What to work on:
Return the lines below in which the string "time" occurs.

(Dataset rows for apps and sites)
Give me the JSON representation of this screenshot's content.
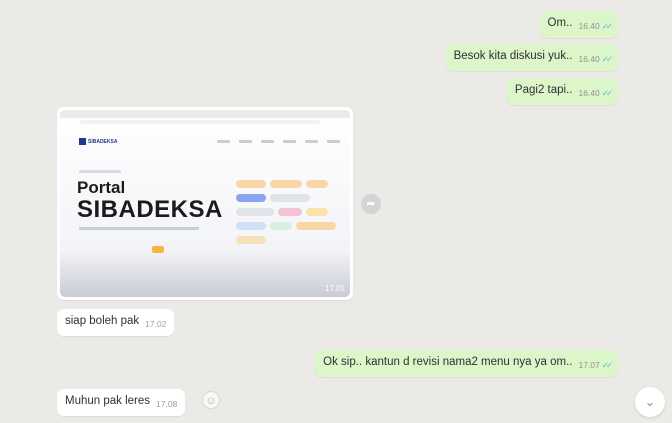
{
  "messages": [
    {
      "direction": "out",
      "text": "Om..",
      "time": "16.40"
    },
    {
      "direction": "out",
      "text": "Besok kita diskusi yuk..",
      "time": "16.40"
    },
    {
      "direction": "out",
      "text": "Pagi2 tapi..",
      "time": "16.40"
    },
    {
      "direction": "in",
      "type": "image",
      "time": "17.01"
    },
    {
      "direction": "in",
      "text": "siap boleh pak",
      "time": "17.02"
    },
    {
      "direction": "out",
      "text": "Ok sip.. kantun d revisi nama2 menu nya ya om..",
      "time": "17.07"
    },
    {
      "direction": "in",
      "text": "Muhun pak leres",
      "time": "17.08"
    }
  ],
  "image_preview": {
    "portal_line1": "Portal",
    "portal_line2": "SIBADEKSA",
    "logo_text": "SIBADEKSA",
    "pill_colors": [
      "#f9d6a8",
      "#f9d6a8",
      "#f9d6a8",
      "#8aa3f0",
      "#dfe3ea",
      "#dfe3ea",
      "#f2c4d3",
      "#f9e3a8",
      "#cfe0f7",
      "#d9f0dc",
      "#f9d6a8",
      "#f6e0b5"
    ]
  },
  "colors": {
    "outgoing_bubble": "#dcf5c9",
    "incoming_bubble": "#ffffff",
    "read_ticks": "#59b6e8",
    "cta": "#f6b73c"
  },
  "icons": {
    "read_receipt": "double-check-icon",
    "share": "forward-icon",
    "react": "emoji-icon",
    "scroll_down": "chevron-down-icon"
  }
}
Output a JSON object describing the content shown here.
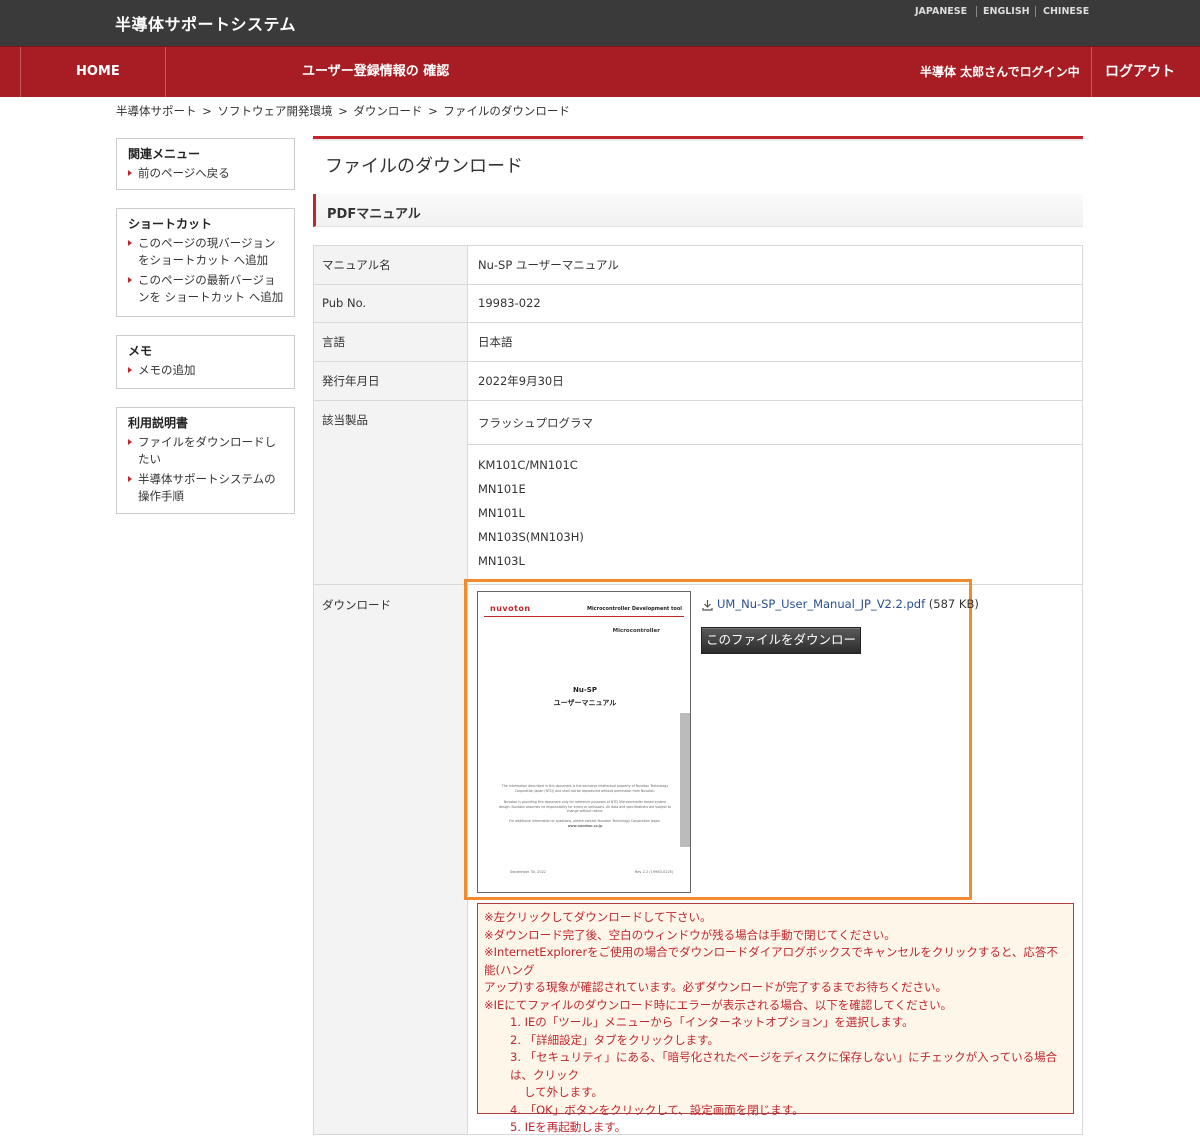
{
  "header": {
    "site_title": "半導体サポートシステム",
    "languages": [
      "JAPANESE",
      "ENGLISH",
      "CHINESE"
    ]
  },
  "nav": {
    "home": "HOME",
    "user_info": "ユーザー登録情報の 確認",
    "login_status": "半導体 太郎さんでログイン中",
    "logout": "ログアウト"
  },
  "breadcrumb": [
    "半導体サポート",
    "ソフトウェア開発環境",
    "ダウンロード",
    "ファイルのダウンロード"
  ],
  "breadcrumb_sep": ">",
  "sidebar": {
    "related": {
      "title": "関連メニュー",
      "links": [
        "前のページへ戻る"
      ]
    },
    "shortcut": {
      "title": "ショートカット",
      "links": [
        "このページの現バージョンをショートカット へ追加",
        "このページの最新バージョンを ショートカット へ追加"
      ]
    },
    "memo": {
      "title": "メモ",
      "links": [
        "メモの追加"
      ]
    },
    "help": {
      "title": "利用説明書",
      "links": [
        "ファイルをダウンロードしたい",
        "半導体サポートシステムの操作手順"
      ]
    }
  },
  "main": {
    "page_title": "ファイルのダウンロード",
    "section_title": "PDFマニュアル",
    "rows": {
      "manual_name": {
        "key": "マニュアル名",
        "value": "Nu-SP ユーザーマニュアル"
      },
      "pub_no": {
        "key": "Pub No.",
        "value": "19983-022"
      },
      "language": {
        "key": "言語",
        "value": "日本語"
      },
      "issue_date": {
        "key": "発行年月日",
        "value": "2022年9月30日"
      },
      "products": {
        "key": "該当製品",
        "category": "フラッシュプログラマ",
        "items": [
          "KM101C/MN101C",
          "MN101E",
          "MN101L",
          "MN103S(MN103H)",
          "MN103L"
        ]
      },
      "download": {
        "key": "ダウンロード"
      }
    },
    "download": {
      "filename": "UM_Nu-SP_User_Manual_JP_V2.2.pdf",
      "size": " (587 KB)",
      "button": "このファイルをダウンロード",
      "highlight_color": "#f28a30"
    },
    "thumbnail": {
      "logo": "nuvoton",
      "header": "Microcontroller Development tool",
      "sub": "Microcontroller",
      "title1": "Nu-SP",
      "title2": "ユーザーマニュアル",
      "small1": "The information described in this document is the exclusive intellectual property of Nuvoton Technology Corporation Japan (NTCJ) and shall not be reproduced without permission from Nuvoton.",
      "small2": "Nuvoton is providing this document only for reference purposes of NTCJ Microcontroller based system design. Nuvoton assumes no responsibility for errors or omissions. All data and specifications are subject to change without notice.",
      "small3": "For additional information or questions, please contact Nuvoton Technology Corporation Japan.",
      "small4": "www.nuvoton.co.jp",
      "foot_left": "September 30, 2022",
      "foot_right": "Rev 2.2 (19983-022E)"
    },
    "notice": [
      "※左クリックしてダウンロードして下さい。",
      "※ダウンロード完了後、空白のウィンドウが残る場合は手動で閉じてください。",
      "※InternetExplorerをご使用の場合でダウンロードダイアログボックスでキャンセルをクリックすると、応答不能(ハング",
      "アップ)する現象が確認されています。必ずダウンロードが完了するまでお待ちください。",
      "※IEにてファイルのダウンロード時にエラーが表示される場合、以下を確認してください。"
    ],
    "notice_steps": [
      "1. IEの「ツール」メニューから「インターネットオプション」を選択します。",
      "2. 「詳細設定」タブをクリックします。",
      "3. 「セキュリティ」にある、「暗号化されたページをディスクに保存しない」にチェックが入っている場合は、クリック",
      "して外します。",
      "4. 「OK」ボタンをクリックして、設定画面を閉じます。",
      "5. IEを再起動します。"
    ],
    "accent_color": "#c0272d"
  }
}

Solved problem:
      "time": "16.40"
      "time": "16.40"
      "time": "16.40"
      "time": "17.01"
      "time": "17.02"
      "time": "17.07"
      "time": "17.08"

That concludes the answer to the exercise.